*** Opening of Dataset records ***

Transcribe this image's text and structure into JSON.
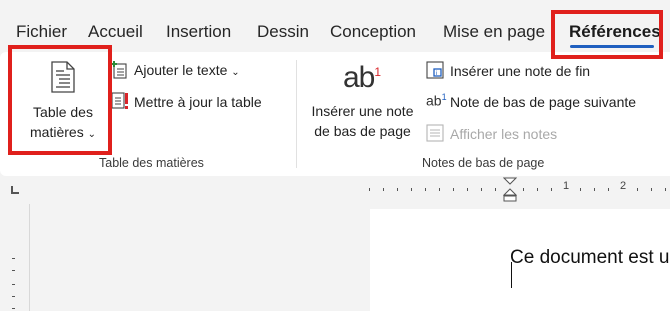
{
  "tabs": [
    {
      "label": "Fichier"
    },
    {
      "label": "Accueil"
    },
    {
      "label": "Insertion"
    },
    {
      "label": "Dessin"
    },
    {
      "label": "Conception"
    },
    {
      "label": "Mise en page"
    },
    {
      "label": "Références"
    }
  ],
  "toc_group": {
    "table_button_line1": "Table des",
    "table_button_line2": "matières",
    "add_text": "Ajouter le texte",
    "update_table": "Mettre à jour la table",
    "group_label": "Table des matières"
  },
  "footnotes_group": {
    "insert_footnote_line1": "Insérer une note",
    "insert_footnote_line2": "de bas de page",
    "insert_endnote": "Insérer une note de fin",
    "next_footnote": "Note de bas de page suivante",
    "show_notes": "Afficher les notes",
    "group_label": "Notes de bas de page"
  },
  "ruler": {
    "numbers": [
      "1",
      "2"
    ]
  },
  "document": {
    "text": "Ce document est u"
  },
  "colors": {
    "highlight": "#e0201c",
    "active_tab_underline": "#1f5fbf",
    "ribbon_bg": "#ffffff",
    "app_bg": "#f3f3f3"
  }
}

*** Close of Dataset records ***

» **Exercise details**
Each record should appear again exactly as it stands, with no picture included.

» **Result of the task**
Transcribe this image's text and structure into JSON.
{
  "tabs": [
    {
      "label": "Fichier"
    },
    {
      "label": "Accueil"
    },
    {
      "label": "Insertion"
    },
    {
      "label": "Dessin"
    },
    {
      "label": "Conception"
    },
    {
      "label": "Mise en page"
    },
    {
      "label": "Références"
    }
  ],
  "toc_group": {
    "table_button_line1": "Table des",
    "table_button_line2": "matières",
    "add_text": "Ajouter le texte",
    "update_table": "Mettre à jour la table",
    "group_label": "Table des matières"
  },
  "footnotes_group": {
    "insert_footnote_line1": "Insérer une note",
    "insert_footnote_line2": "de bas de page",
    "insert_endnote": "Insérer une note de fin",
    "next_footnote": "Note de bas de page suivante",
    "show_notes": "Afficher les notes",
    "group_label": "Notes de bas de page"
  },
  "ruler": {
    "numbers": [
      "1",
      "2"
    ]
  },
  "document": {
    "text": "Ce document est u"
  },
  "colors": {
    "highlight": "#e0201c",
    "active_tab_underline": "#1f5fbf",
    "ribbon_bg": "#ffffff",
    "app_bg": "#f3f3f3"
  }
}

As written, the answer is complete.